Victoria Park Campus of the university comprises several halls of residence. Among these are St Anselm Hall with Canterbury Court and Pankhurst Court, Dalton-Ellis Hall, Hulme Hall (including Burkhardt House), St Gabriel's Hall and Opal Gardens Hall. St Anselm Hall is the only all-male hall left in the United Kingdom.
A church was included in the line drawings issued by Lane in 1836. The building was started in the 1840s but was abandoned because the Victoria Park Company went bankrupt. Victoria Park was from 1850 included in the parish of St James, Birch, until 1878, when the new parish of St John Chrysostom was created from parts of the parish of St James and other parishes.
Prominent former residents include the musician Charles Hallé, the artists Ford Madox Brown and Elias Bancroft, the famous suffragette Emmeline Pankhurst and the Pankhurst family, the physicist Sir Arthur Schuster, the architect Edward Salomons, the Norwegian novelist Martin Solibakke, the political activist Richard Cobden, the novelist Elizabeth Gaskell and the woman of letters Marie Nordlinger (1876–1961).
The singer-songwriter, performance artist and occultist Genesis P-Orridge – front vocalist for Throbbing Gristle and Psychic TV – was born in Victoria Park on 22 February 1950, although soon moved to Essex where his father had gained a new job.
- Dalton-Ellis Hall
- St Anselm Hall
- Victoria Baths
- Hulme Hall, Manchester
- Greygarth Hall
- St Chrysostom's Church
- Foss v Harbottle
- Victoria Park Conservation Area History, Manchester City Council, retrieved 18 October 2012
- Victoria Park: a brief historical guide; by Victoria Park Local History Group at St Chrysostom's Church

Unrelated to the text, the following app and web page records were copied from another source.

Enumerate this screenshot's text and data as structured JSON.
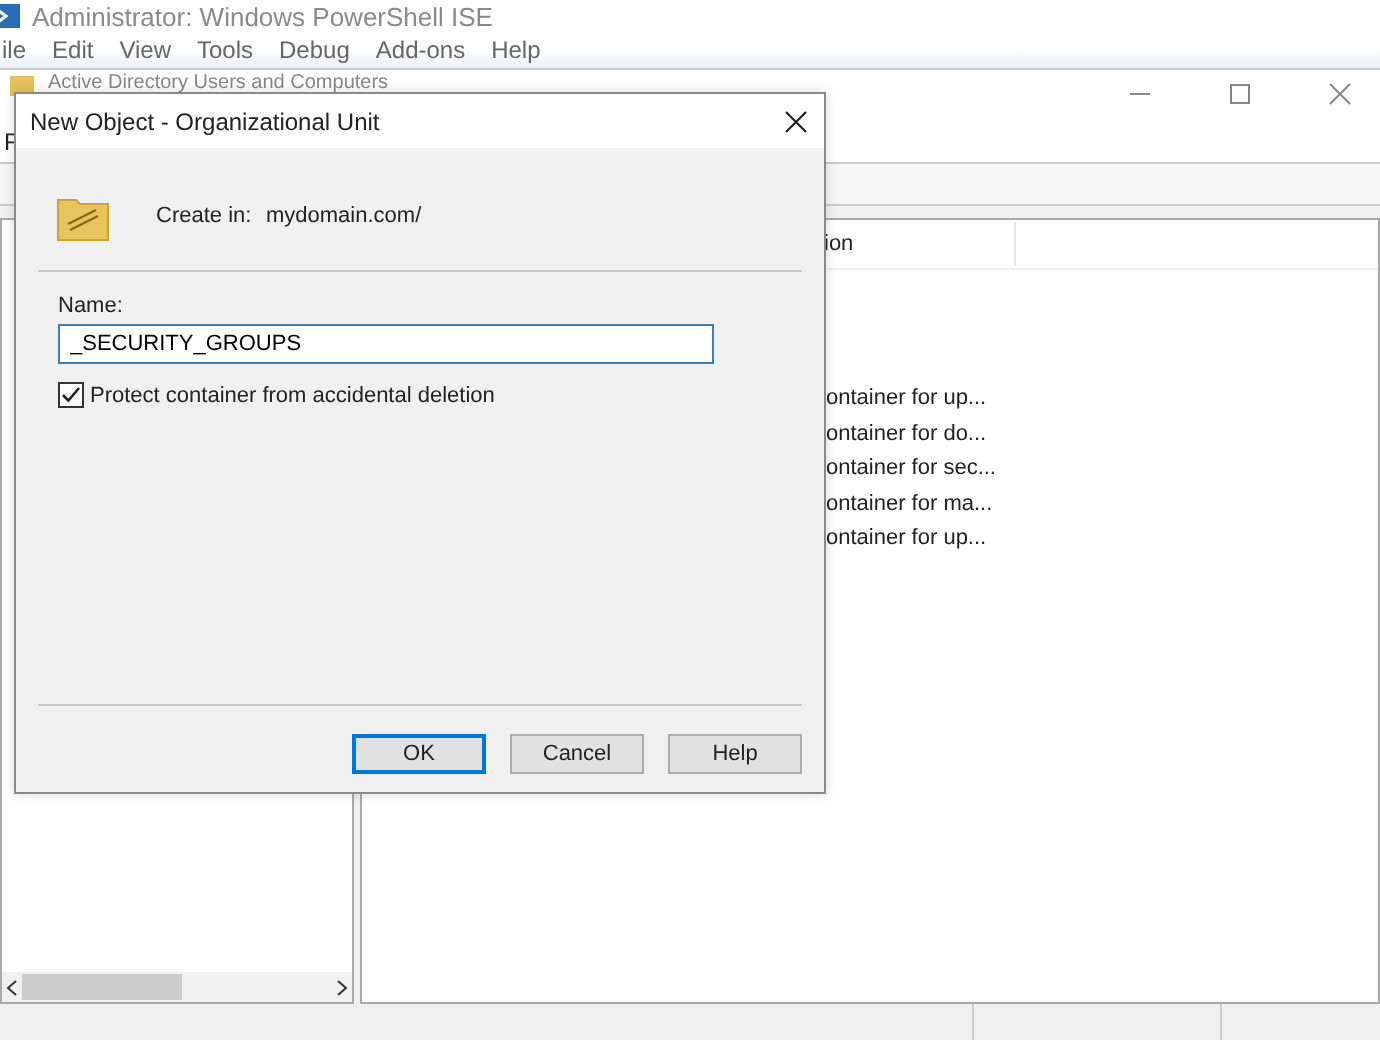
{
  "back_window": {
    "title": "Administrator: Windows PowerShell ISE",
    "menu": [
      "ile",
      "Edit",
      "View",
      "Tools",
      "Debug",
      "Add-ons",
      "Help"
    ]
  },
  "main_window": {
    "title": "Active Directory Users and Computers",
    "menu": [
      "F"
    ],
    "columns": [
      "ion"
    ],
    "rows": [
      "ontainer for up...",
      "ontainer for do...",
      "ontainer for sec...",
      "ontainer for ma...",
      "ontainer for up..."
    ]
  },
  "dialog": {
    "title": "New Object - Organizational Unit",
    "create_in_label": "Create in:",
    "create_in_value": "mydomain.com/",
    "name_label": "Name:",
    "name_value": "_SECURITY_GROUPS",
    "protect": {
      "label": "Protect container from accidental deletion",
      "checked": true
    },
    "buttons": [
      {
        "label": "OK",
        "default": true
      },
      {
        "label": "Cancel",
        "default": false
      },
      {
        "label": "Help",
        "default": false
      }
    ]
  }
}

- Ford, Simon (1999). Wreckers of Civilisation: The Story of COUM Transmissions & Throbbing Gristle. Black Dog Publishing. p. 1.4. ISBN 978-1-901033-60-1.
- Cronin, Jill & Rhodes, Frank (2006) Rusholme and Victoria Park. Stroud: Tempus ISBN 0-7524-4198-1

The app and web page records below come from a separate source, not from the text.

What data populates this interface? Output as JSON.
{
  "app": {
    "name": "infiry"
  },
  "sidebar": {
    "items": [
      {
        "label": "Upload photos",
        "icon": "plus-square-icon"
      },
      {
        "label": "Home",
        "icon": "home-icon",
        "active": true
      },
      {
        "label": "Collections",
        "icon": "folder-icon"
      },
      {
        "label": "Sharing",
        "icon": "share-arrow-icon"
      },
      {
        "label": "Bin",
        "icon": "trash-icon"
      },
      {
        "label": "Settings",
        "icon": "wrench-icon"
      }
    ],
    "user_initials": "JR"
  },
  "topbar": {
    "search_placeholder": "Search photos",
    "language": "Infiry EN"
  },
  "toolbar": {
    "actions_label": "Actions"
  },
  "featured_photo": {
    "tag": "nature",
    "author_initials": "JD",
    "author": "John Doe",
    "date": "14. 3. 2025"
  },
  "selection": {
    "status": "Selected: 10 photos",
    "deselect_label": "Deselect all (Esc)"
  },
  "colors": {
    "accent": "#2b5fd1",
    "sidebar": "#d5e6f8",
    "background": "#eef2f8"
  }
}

- [Leech, E. Bosdin] (1937) A Short Account of the Victoria Park, Manchester. Manchester: Victoria Park Committee, in commemoration of the centenary of the opening of the park on 31 July 1837
- Spiers, Maurice (1976) Victoria Park, Manchester: a nineteenth-century suburb in its social and administrative context. (Remains ... 3rd series; vol. 23.) Manchester: Manchester University Press for the Chetham Society ISBN 0-7190-1333-X
- Spiers, Maurice (1961) Victoria Park, Manchester: a study of its administration and its relations with local government, 1836–1954. Thesis (M.A.) - University of Manchester
- St Chrysostom's Church
- Manchester City Council: Victoria Park Conservation Area
- Rusholme & Victoria Park Archive; Bruce Anderson